[Source data]
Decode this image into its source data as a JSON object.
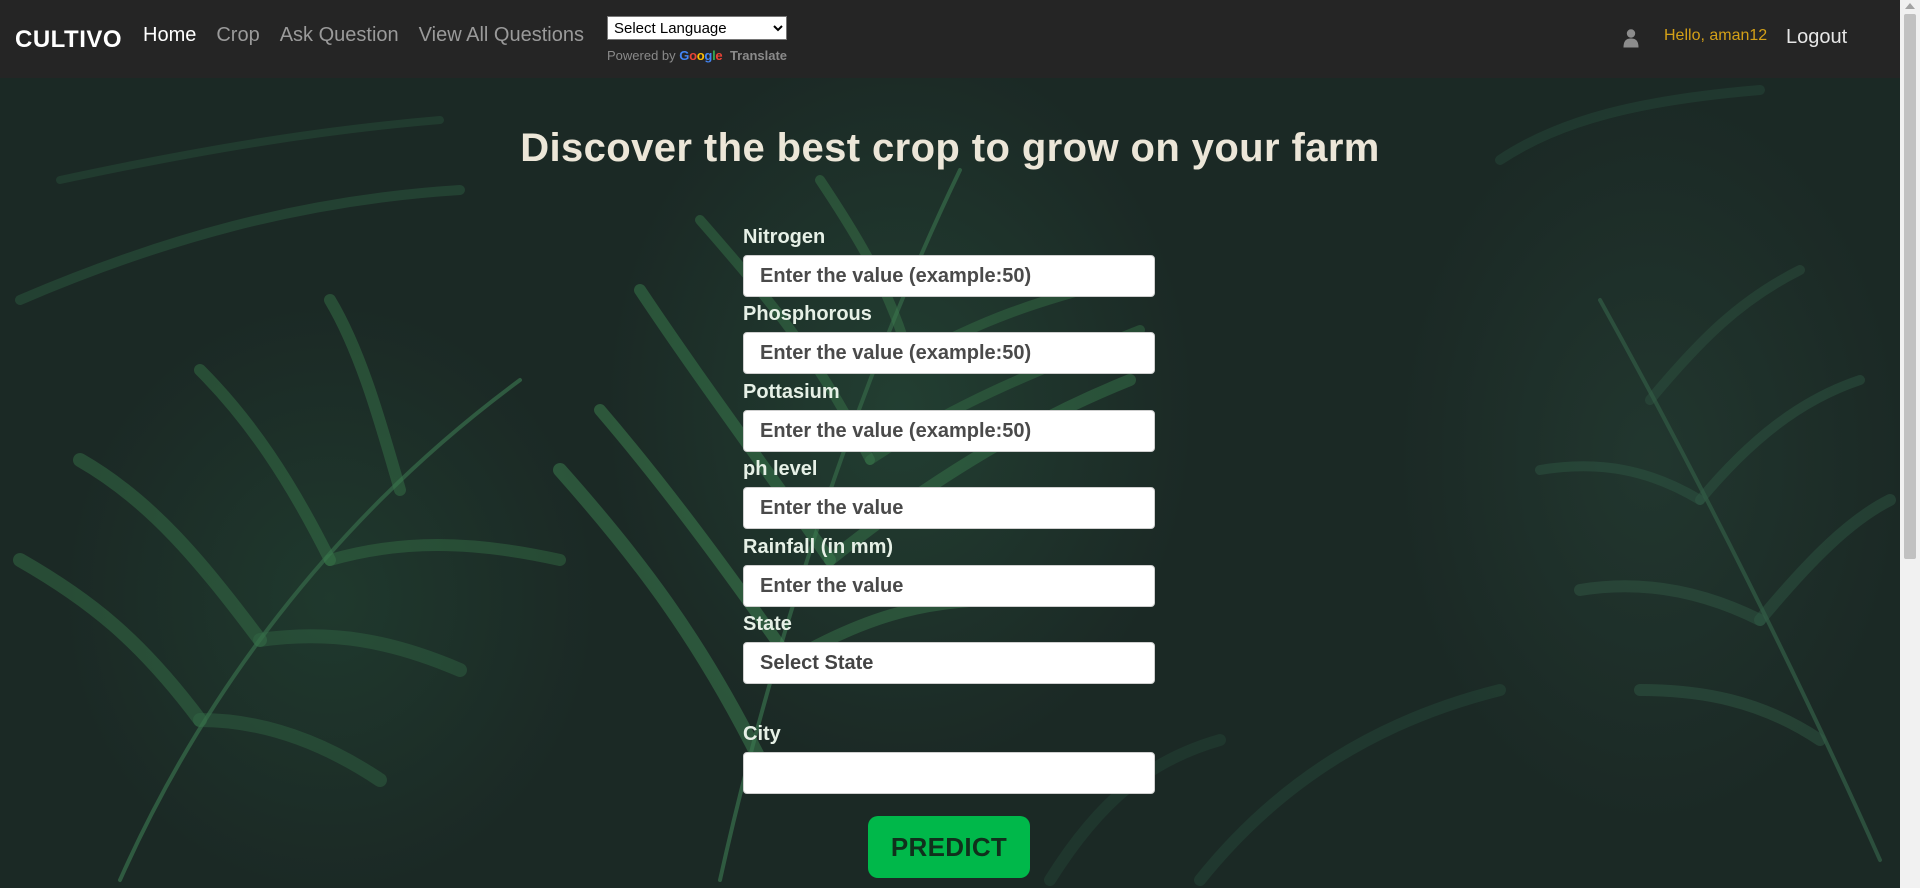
{
  "navbar": {
    "brand": "CULTIVO",
    "links": [
      "Home",
      "Crop",
      "Ask Question",
      "View All Questions"
    ],
    "active_index": 0,
    "translate": {
      "select_label": "Select Language",
      "powered_by": "Powered by",
      "google": "Google",
      "translate_word": "Translate"
    },
    "user_icon": "user-icon",
    "greeting": "Hello, aman12",
    "logout_label": "Logout"
  },
  "main": {
    "heading": "Discover the best crop to grow on your farm",
    "fields": {
      "nitrogen": {
        "label": "Nitrogen",
        "placeholder": "Enter the value (example:50)",
        "value": ""
      },
      "phosphorous": {
        "label": "Phosphorous",
        "placeholder": "Enter the value (example:50)",
        "value": ""
      },
      "pottasium": {
        "label": "Pottasium",
        "placeholder": "Enter the value (example:50)",
        "value": ""
      },
      "ph": {
        "label": "ph level",
        "placeholder": "Enter the value",
        "value": ""
      },
      "rainfall": {
        "label": "Rainfall (in mm)",
        "placeholder": "Enter the value",
        "value": ""
      },
      "state": {
        "label": "State",
        "selected": "Select State"
      },
      "city": {
        "label": "City",
        "value": ""
      }
    },
    "predict_label": "PREDICT"
  },
  "colors": {
    "navbar_bg": "#252525",
    "greeting": "#d4a017",
    "predict_button": "#00b84a",
    "heading_text": "#ece6d8"
  }
}
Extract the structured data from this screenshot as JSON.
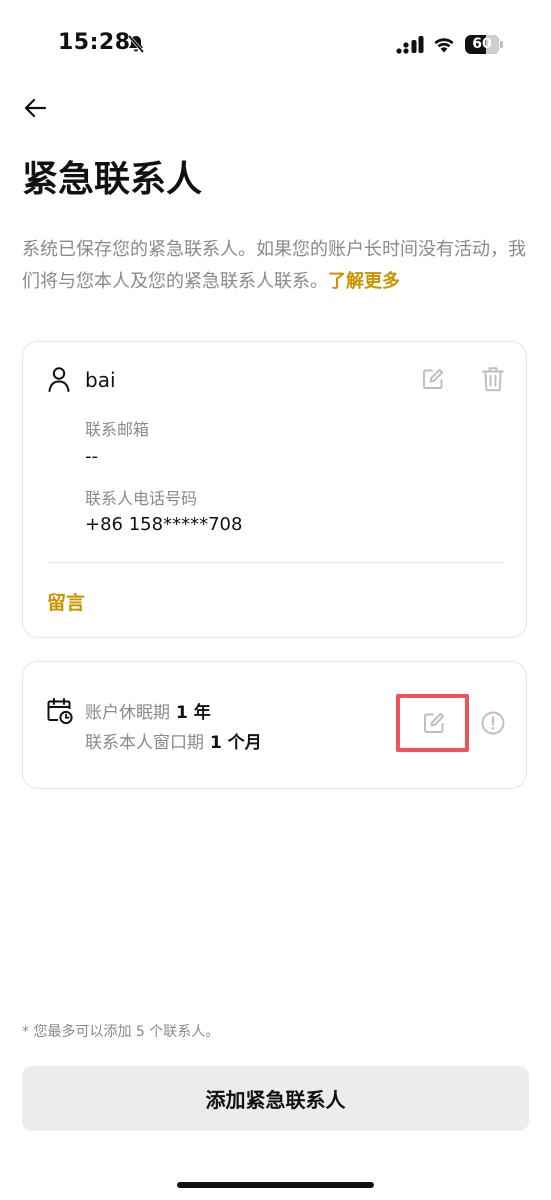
{
  "status_bar": {
    "time": "15:28",
    "battery": "60",
    "icons": [
      "bell-slash-icon",
      "signal-icon",
      "wifi-icon",
      "battery-icon"
    ]
  },
  "header": {
    "back_icon": "arrow-left-icon",
    "title": "紧急联系人"
  },
  "description": {
    "text": "系统已保存您的紧急联系人。如果您的账户长时间没有活动，我们将与您本人及您的紧急联系人联系。",
    "link": "了解更多"
  },
  "contact": {
    "name": "bai",
    "email_label": "联系邮箱",
    "email_value": "--",
    "phone_label": "联系人电话号码",
    "phone_value": "+86 158*****708",
    "message_link": "留言",
    "icons": [
      "person-icon",
      "edit-icon",
      "trash-icon"
    ]
  },
  "settings": {
    "dormancy_label": "账户休眠期",
    "dormancy_value": "1 年",
    "window_label": "联系本人窗口期",
    "window_value": "1 个月",
    "icons": [
      "calendar-clock-icon",
      "edit-icon",
      "info-icon"
    ]
  },
  "footer": {
    "note": "* 您最多可以添加 5 个联系人。",
    "add_button": "添加紧急联系人"
  },
  "colors": {
    "accent": "#c99400",
    "highlight": "#ef5456",
    "muted_text": "#8a8a8a",
    "button_bg": "#ececec"
  }
}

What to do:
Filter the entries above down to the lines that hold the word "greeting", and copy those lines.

Response for this exercise:
    "greeting": "Hello, aman12",
    "greeting": "#d4a017",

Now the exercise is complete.